## [Your assignment]
Leaving out the pictures, output each record exactly as it stands.

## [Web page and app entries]
****

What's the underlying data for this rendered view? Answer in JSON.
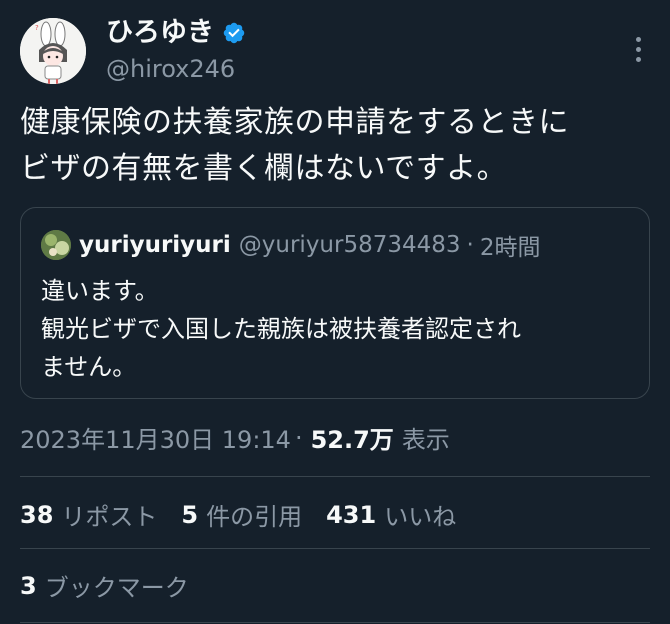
{
  "author": {
    "display_name": "ひろゆき",
    "handle": "@hirox246",
    "verified": true,
    "avatar_icon": "rabbit-illustration-avatar"
  },
  "tweet": {
    "lines": [
      "健康保険の扶養家族の申請をするときに",
      "ビザの有無を書く欄はないですよ。"
    ]
  },
  "quote": {
    "display_name": "yuriyuriyuri",
    "handle": "@yuriyur58734483",
    "separator": "·",
    "time": "2時間",
    "lines": [
      "違います。",
      "観光ビザで入国した親族は被扶養者認定され",
      "ません。"
    ]
  },
  "meta": {
    "timestamp": "2023年11月30日 19:14",
    "separator": "·",
    "views": "52.7万",
    "views_label": "表示"
  },
  "stats": {
    "reposts_count": "38",
    "reposts_label": "リポスト",
    "quotes_count": "5",
    "quotes_label": "件の引用",
    "likes_count": "431",
    "likes_label": "いいね"
  },
  "bookmarks": {
    "count": "3",
    "label": "ブックマーク"
  },
  "colors": {
    "background": "#15202b",
    "text": "#f7f9f9",
    "secondary": "#8b98a5",
    "border": "#38444d",
    "verified": "#1d9bf0"
  }
}
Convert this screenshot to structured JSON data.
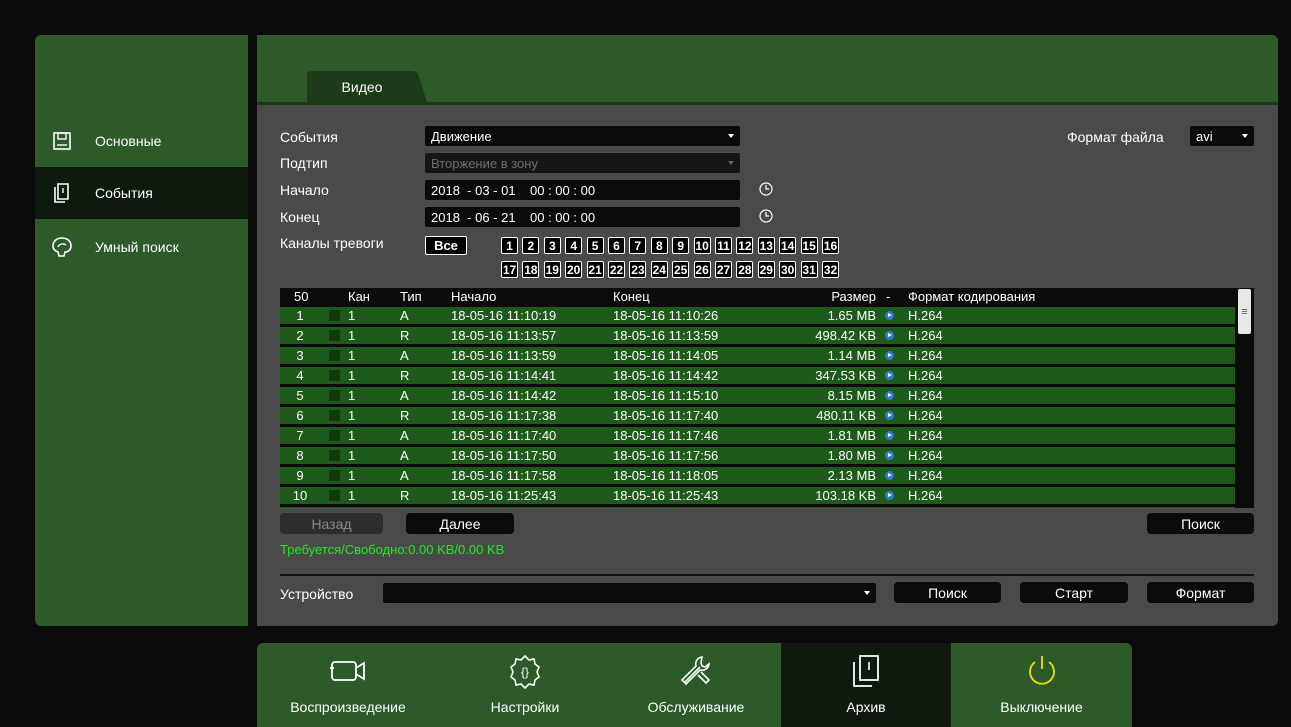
{
  "sidebar": {
    "items": [
      {
        "label": "Основные",
        "icon": "save-icon"
      },
      {
        "label": "События",
        "icon": "documents-icon"
      },
      {
        "label": "Умный поиск",
        "icon": "smart-search-icon"
      }
    ],
    "active_index": 1
  },
  "tab": {
    "label": "Видео"
  },
  "form": {
    "events_label": "События",
    "events_value": "Движение",
    "subtype_label": "Подтип",
    "subtype_value": "Вторжение в зону",
    "start_label": "Начало",
    "start_value": "2018  - 03 - 01    00 : 00 : 00",
    "end_label": "Конец",
    "end_value": "2018  - 06 - 21    00 : 00 : 00",
    "file_format_label": "Формат файла",
    "file_format_value": "avi",
    "alarm_channels_label": "Каналы тревоги",
    "all_label": "Все",
    "channels": [
      "1",
      "2",
      "3",
      "4",
      "5",
      "6",
      "7",
      "8",
      "9",
      "10",
      "11",
      "12",
      "13",
      "14",
      "15",
      "16",
      "17",
      "18",
      "19",
      "20",
      "21",
      "22",
      "23",
      "24",
      "25",
      "26",
      "27",
      "28",
      "29",
      "30",
      "31",
      "32"
    ]
  },
  "table": {
    "headers": {
      "num": "50",
      "channel": "Кан",
      "type": "Тип",
      "start": "Начало",
      "end": "Конец",
      "size": "Размер",
      "dash": "-",
      "codec": "Формат кодирования"
    },
    "rows": [
      {
        "num": "1",
        "channel": "1",
        "type": "A",
        "start": "18-05-16 11:10:19",
        "end": "18-05-16 11:10:26",
        "size": "1.65 MB",
        "codec": "H.264"
      },
      {
        "num": "2",
        "channel": "1",
        "type": "R",
        "start": "18-05-16 11:13:57",
        "end": "18-05-16 11:13:59",
        "size": "498.42 KB",
        "codec": "H.264"
      },
      {
        "num": "3",
        "channel": "1",
        "type": "A",
        "start": "18-05-16 11:13:59",
        "end": "18-05-16 11:14:05",
        "size": "1.14 MB",
        "codec": "H.264"
      },
      {
        "num": "4",
        "channel": "1",
        "type": "R",
        "start": "18-05-16 11:14:41",
        "end": "18-05-16 11:14:42",
        "size": "347.53 KB",
        "codec": "H.264"
      },
      {
        "num": "5",
        "channel": "1",
        "type": "A",
        "start": "18-05-16 11:14:42",
        "end": "18-05-16 11:15:10",
        "size": "8.15 MB",
        "codec": "H.264"
      },
      {
        "num": "6",
        "channel": "1",
        "type": "R",
        "start": "18-05-16 11:17:38",
        "end": "18-05-16 11:17:40",
        "size": "480.11 KB",
        "codec": "H.264"
      },
      {
        "num": "7",
        "channel": "1",
        "type": "A",
        "start": "18-05-16 11:17:40",
        "end": "18-05-16 11:17:46",
        "size": "1.81 MB",
        "codec": "H.264"
      },
      {
        "num": "8",
        "channel": "1",
        "type": "A",
        "start": "18-05-16 11:17:50",
        "end": "18-05-16 11:17:56",
        "size": "1.80 MB",
        "codec": "H.264"
      },
      {
        "num": "9",
        "channel": "1",
        "type": "A",
        "start": "18-05-16 11:17:58",
        "end": "18-05-16 11:18:05",
        "size": "2.13 MB",
        "codec": "H.264"
      },
      {
        "num": "10",
        "channel": "1",
        "type": "R",
        "start": "18-05-16 11:25:43",
        "end": "18-05-16 11:25:43",
        "size": "103.18 KB",
        "codec": "H.264"
      }
    ]
  },
  "buttons": {
    "back": "Назад",
    "next": "Далее",
    "search": "Поиск",
    "search2": "Поиск",
    "start": "Старт",
    "format": "Формат"
  },
  "status_text": "Требуется/Свободно:0.00 KB/0.00 KB",
  "device_label": "Устройство",
  "device_value": "",
  "bottom_nav": [
    {
      "label": "Воспроизведение",
      "icon": "video-camera-icon"
    },
    {
      "label": "Настройки",
      "icon": "settings-gear-icon"
    },
    {
      "label": "Обслуживание",
      "icon": "tools-icon"
    },
    {
      "label": "Архив",
      "icon": "archive-documents-icon"
    },
    {
      "label": "Выключение",
      "icon": "power-icon"
    }
  ],
  "bottom_active_index": 3,
  "colors": {
    "panel_green": "#2c5a28",
    "row_green": "#1e5a1a",
    "status_green": "#22e822",
    "power_yellow": "#f0e000"
  }
}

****

## [Exercise answer]
What's the underlying data for this rendered view? Answer in JSON.
{
  "author": {
    "display_name": "ひろゆき",
    "handle": "@hirox246",
    "verified": true,
    "avatar_icon": "rabbit-illustration-avatar"
  },
  "tweet": {
    "lines": [
      "健康保険の扶養家族の申請をするときに",
      "ビザの有無を書く欄はないですよ。"
    ]
  },
  "quote": {
    "display_name": "yuriyuriyuri",
    "handle": "@yuriyur58734483",
    "separator": "·",
    "time": "2時間",
    "lines": [
      "違います。",
      "観光ビザで入国した親族は被扶養者認定され",
      "ません。"
    ]
  },
  "meta": {
    "timestamp": "2023年11月30日 19:14",
    "separator": "·",
    "views": "52.7万",
    "views_label": "表示"
  },
  "stats": {
    "reposts_count": "38",
    "reposts_label": "リポスト",
    "quotes_count": "5",
    "quotes_label": "件の引用",
    "likes_count": "431",
    "likes_label": "いいね"
  },
  "bookmarks": {
    "count": "3",
    "label": "ブックマーク"
  },
  "colors": {
    "background": "#15202b",
    "text": "#f7f9f9",
    "secondary": "#8b98a5",
    "border": "#38444d",
    "verified": "#1d9bf0"
  }
}
Convert this screenshot to structured JSON data.
{
  "sidebar": {
    "items": [
      {
        "label": "Основные",
        "icon": "save-icon"
      },
      {
        "label": "События",
        "icon": "documents-icon"
      },
      {
        "label": "Умный поиск",
        "icon": "smart-search-icon"
      }
    ],
    "active_index": 1
  },
  "tab": {
    "label": "Видео"
  },
  "form": {
    "events_label": "События",
    "events_value": "Движение",
    "subtype_label": "Подтип",
    "subtype_value": "Вторжение в зону",
    "start_label": "Начало",
    "start_value": "2018  - 03 - 01    00 : 00 : 00",
    "end_label": "Конец",
    "end_value": "2018  - 06 - 21    00 : 00 : 00",
    "file_format_label": "Формат файла",
    "file_format_value": "avi",
    "alarm_channels_label": "Каналы тревоги",
    "all_label": "Все",
    "channels": [
      "1",
      "2",
      "3",
      "4",
      "5",
      "6",
      "7",
      "8",
      "9",
      "10",
      "11",
      "12",
      "13",
      "14",
      "15",
      "16",
      "17",
      "18",
      "19",
      "20",
      "21",
      "22",
      "23",
      "24",
      "25",
      "26",
      "27",
      "28",
      "29",
      "30",
      "31",
      "32"
    ]
  },
  "table": {
    "headers": {
      "num": "50",
      "channel": "Кан",
      "type": "Тип",
      "start": "Начало",
      "end": "Конец",
      "size": "Размер",
      "dash": "-",
      "codec": "Формат кодирования"
    },
    "rows": [
      {
        "num": "1",
        "channel": "1",
        "type": "A",
        "start": "18-05-16 11:10:19",
        "end": "18-05-16 11:10:26",
        "size": "1.65 MB",
        "codec": "H.264"
      },
      {
        "num": "2",
        "channel": "1",
        "type": "R",
        "start": "18-05-16 11:13:57",
        "end": "18-05-16 11:13:59",
        "size": "498.42 KB",
        "codec": "H.264"
      },
      {
        "num": "3",
        "channel": "1",
        "type": "A",
        "start": "18-05-16 11:13:59",
        "end": "18-05-16 11:14:05",
        "size": "1.14 MB",
        "codec": "H.264"
      },
      {
        "num": "4",
        "channel": "1",
        "type": "R",
        "start": "18-05-16 11:14:41",
        "end": "18-05-16 11:14:42",
        "size": "347.53 KB",
        "codec": "H.264"
      },
      {
        "num": "5",
        "channel": "1",
        "type": "A",
        "start": "18-05-16 11:14:42",
        "end": "18-05-16 11:15:10",
        "size": "8.15 MB",
        "codec": "H.264"
      },
      {
        "num": "6",
        "channel": "1",
        "type": "R",
        "start": "18-05-16 11:17:38",
        "end": "18-05-16 11:17:40",
        "size": "480.11 KB",
        "codec": "H.264"
      },
      {
        "num": "7",
        "channel": "1",
        "type": "A",
        "start": "18-05-16 11:17:40",
        "end": "18-05-16 11:17:46",
        "size": "1.81 MB",
        "codec": "H.264"
      },
      {
        "num": "8",
        "channel": "1",
        "type": "A",
        "start": "18-05-16 11:17:50",
        "end": "18-05-16 11:17:56",
        "size": "1.80 MB",
        "codec": "H.264"
      },
      {
        "num": "9",
        "channel": "1",
        "type": "A",
        "start": "18-05-16 11:17:58",
        "end": "18-05-16 11:18:05",
        "size": "2.13 MB",
        "codec": "H.264"
      },
      {
        "num": "10",
        "channel": "1",
        "type": "R",
        "start": "18-05-16 11:25:43",
        "end": "18-05-16 11:25:43",
        "size": "103.18 KB",
        "codec": "H.264"
      }
    ]
  },
  "buttons": {
    "back": "Назад",
    "next": "Далее",
    "search": "Поиск",
    "search2": "Поиск",
    "start": "Старт",
    "format": "Формат"
  },
  "status_text": "Требуется/Свободно:0.00 KB/0.00 KB",
  "device_label": "Устройство",
  "device_value": "",
  "bottom_nav": [
    {
      "label": "Воспроизведение",
      "icon": "video-camera-icon"
    },
    {
      "label": "Настройки",
      "icon": "settings-gear-icon"
    },
    {
      "label": "Обслуживание",
      "icon": "tools-icon"
    },
    {
      "label": "Архив",
      "icon": "archive-documents-icon"
    },
    {
      "label": "Выключение",
      "icon": "power-icon"
    }
  ],
  "bottom_active_index": 3,
  "colors": {
    "panel_green": "#2c5a28",
    "row_green": "#1e5a1a",
    "status_green": "#22e822",
    "power_yellow": "#f0e000"
  }
}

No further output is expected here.